  • Worries Over Regulators and Lawsuit Lawyers

        “The Regulatory and quality groups get so big and conservative that most engineering time is spent managing current product.”“Inherent contradiction: Innovation comes from maximizing variation; QSR compliance comes from minimizing variation.”“Liability associated with potential lawsuits.”Continue >>[Image courtesy of Salvatore Vuono on FreeDigitalPhotos.net]
  • Lack of Long-Term Vision

        “Risk is not rewarded. Focus on short term profits.”“The focus is on delivering the next product/release, leaving no time for innovation.”“Short term ROI is always a consideration.”“Failure to fail”“Many innovative ideas come from 'street-smart' people in the field (physicians, nurses, medical technicians). They come with the idea and can develop it with engineers. Many excellent ideas can be eliminated by Business Development people who see the immediate market and not the...
  • 5 Reasons Why Big Medtech Companies Struggle to Innovate

        Qmed readers explain how big device companies put the kibosh on creativity, and some of their comments will surprise you. Chris NewmarkerQmed industry insider readers had a lot to say when asked why big medical device companies find it so hard to innovate.The survey was sparked by a story in Qmed's sister media outlet MD+DI: Experts complained that large medtech companies seem to spend more of their billions acquiring the scrappy startups that do the hard...
  • Caught Up in Red Tape

         “Innovation is a complex process and is at least somewhat unstructured which does not work well in the highly structured large companies.”“Most medical companies have systems in place to evaluate new ideas.
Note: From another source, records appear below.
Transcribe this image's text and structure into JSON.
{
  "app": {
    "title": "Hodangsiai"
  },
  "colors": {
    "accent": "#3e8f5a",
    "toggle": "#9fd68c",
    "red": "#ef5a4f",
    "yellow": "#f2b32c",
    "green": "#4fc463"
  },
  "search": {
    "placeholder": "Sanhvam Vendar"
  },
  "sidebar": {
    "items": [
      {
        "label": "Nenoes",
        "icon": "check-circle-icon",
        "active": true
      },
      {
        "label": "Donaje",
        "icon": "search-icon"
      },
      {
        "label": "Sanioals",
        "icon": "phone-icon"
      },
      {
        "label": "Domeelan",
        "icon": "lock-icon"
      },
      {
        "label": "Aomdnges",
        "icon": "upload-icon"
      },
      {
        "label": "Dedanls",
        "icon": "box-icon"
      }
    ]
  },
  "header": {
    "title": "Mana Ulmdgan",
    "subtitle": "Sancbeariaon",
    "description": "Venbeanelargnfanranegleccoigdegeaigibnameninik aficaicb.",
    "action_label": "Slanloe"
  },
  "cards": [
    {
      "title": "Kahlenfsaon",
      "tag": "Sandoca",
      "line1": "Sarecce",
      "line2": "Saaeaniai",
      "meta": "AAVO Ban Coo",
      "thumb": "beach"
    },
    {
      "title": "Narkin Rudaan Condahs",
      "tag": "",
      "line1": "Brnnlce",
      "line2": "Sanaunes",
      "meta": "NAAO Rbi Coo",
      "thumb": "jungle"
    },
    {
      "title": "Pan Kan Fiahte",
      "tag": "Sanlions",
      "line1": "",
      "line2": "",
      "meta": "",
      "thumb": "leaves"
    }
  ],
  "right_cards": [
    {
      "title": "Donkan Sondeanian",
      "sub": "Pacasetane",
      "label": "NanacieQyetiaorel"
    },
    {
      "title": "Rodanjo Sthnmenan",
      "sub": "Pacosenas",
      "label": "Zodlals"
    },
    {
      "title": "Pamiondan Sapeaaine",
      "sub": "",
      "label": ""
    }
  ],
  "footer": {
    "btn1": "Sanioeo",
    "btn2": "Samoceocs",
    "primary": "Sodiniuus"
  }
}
I've worked at 3M Medtronic, and Heartware. Small companies have nothing to lose with an innovative product. Success breeds no risk taking.”“Innovation activities, whether development of new technologies or creation of internal startups, need to report directly to an...
  • Imaging Technique Could Unlock DNA Secrets

    Harvard researchers have developed a new method for imaging molecules in DNA structures with high clarity and resolution.Kristopher SturgisThe discovery, known as discrete molecular imaging (DMI), has enabled researchers at Harvard’s Wyss Institute for Biologically Inspired Engineering to view individual molecular features that are distanced only 5 nm apart in a single molecular structure. Mingjie Dai, graduate student at Harvard and first author on the work, says that this discovery could...
  • New Sensor Can Detect Gluten in Food

    An MIT spinout called Nima has a new portable gluten sensor that can detect the slightest trace of gluten in food. Kristopher SturgisThe Nima sensor is a 3-in.-tall triangular device that comes with disposable capsules that can be used to test food samples. Users can fill each capsule with a sample of food or liquid roughly the size of a pea, screw the top on the capsule, and place it into the device where it will be mixed with a solution that detects gluten. In just a few minutes...